The mammalian DNA β-polymerase (β-pol) gene is constitutively expressed in cultured cells as a function of growth stage and DNA replication, but is expressed in rodents in a tissue-specific fashion. As revealed by transient expression experiments with wild-type and mutated β-pol promoter fusion genes, the cloned human β-pol promoter is transcriptionally regulated by signals acting through the single palindromic sequence (GT-GACGTCAC) known as an ATF/CRE-binding site centered at position -45 in the core promoter. Although the mere presence of the ATF/CRE palindromic sequence in a promoter does not always confer cAMP responsiveness or protein binding over and around the ATF/CRE sequence, we find that agents that increase cAMP levels (forskolin and IBMX) in HeLa cells activate the β-pol promoter; activation also can be observed by coexpression of the protein kinase A catalytic subunit. Experiments with mutagenized β-pol promoters indicate that the ATF/CRE-binding site mediates these effects. Thus, the ATF/CRE-binding site in the context of this TATA-less constitutive promoter is able to respond to the kinase A signal transduction pathway.

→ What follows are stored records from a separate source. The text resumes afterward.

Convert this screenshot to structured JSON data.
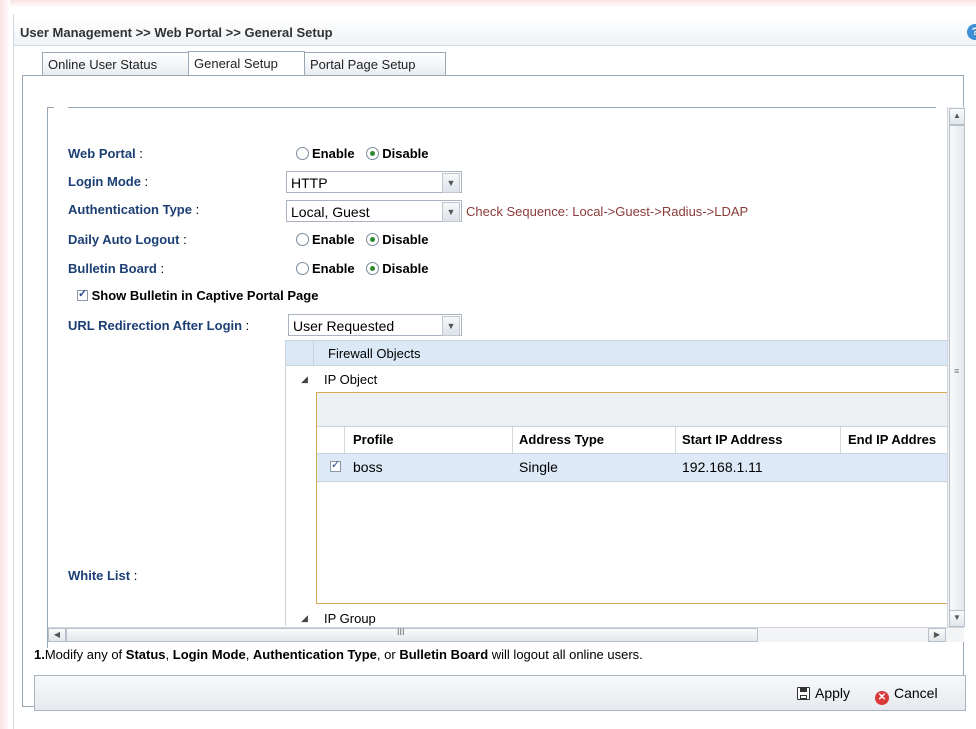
{
  "title": "User Management >> Web Portal >> General Setup",
  "tabs": [
    {
      "label": "Online User Status",
      "active": false
    },
    {
      "label": "General Setup",
      "active": true
    },
    {
      "label": "Portal Page Setup",
      "active": false
    }
  ],
  "form": {
    "web_portal": {
      "label": "Web Portal",
      "colon": " :",
      "enable": "Enable",
      "disable": "Disable",
      "selected": "Disable"
    },
    "login_mode": {
      "label": "Login Mode",
      "colon": " :",
      "value": "HTTP"
    },
    "auth_type": {
      "label": "Authentication Type",
      "colon": " :",
      "value": "Local, Guest",
      "hint": "Check Sequence: Local->Guest->Radius->LDAP"
    },
    "daily_auto_logout": {
      "label": "Daily Auto Logout",
      "colon": " :",
      "enable": "Enable",
      "disable": "Disable",
      "selected": "Disable"
    },
    "bulletin_board": {
      "label": "Bulletin Board",
      "colon": " :",
      "enable": "Enable",
      "disable": "Disable",
      "selected": "Disable"
    },
    "show_bulletin": {
      "label": "Show Bulletin in Captive Portal Page",
      "checked": true
    },
    "url_redirect": {
      "label": "URL Redirection After Login",
      "colon": " :",
      "value": "User Requested"
    },
    "white_list": {
      "label": "White List",
      "colon": " :"
    }
  },
  "tree": {
    "header": "Firewall Objects",
    "ip_object": "IP Object",
    "ip_group": "IP Group",
    "columns": [
      "Profile",
      "Address Type",
      "Start IP Address",
      "End IP Addres"
    ],
    "rows": [
      {
        "checked": true,
        "profile": "boss",
        "address_type": "Single",
        "start_ip": "192.168.1.11",
        "end_ip": ""
      }
    ]
  },
  "note": {
    "prefix": "1.",
    "p1": "Modify any of ",
    "b1": "Status",
    "p2": ", ",
    "b2": "Login Mode",
    "p3": ", ",
    "b3": "Authentication Type",
    "p4": ", or ",
    "b4": "Bulletin Board",
    "p5": " will logout all online users."
  },
  "footer": {
    "apply": "Apply",
    "cancel": "Cancel"
  },
  "icons": {
    "help": "help-icon",
    "save": "save-icon",
    "cancel": "cancel-icon"
  }
}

|Original language||English (US)|
|Number of pages||9|
|Journal||DNA and Cell Biology|
|State||Published - 1992|
ASJC Scopus subject areas
- Cell Biology
- Molecular Biology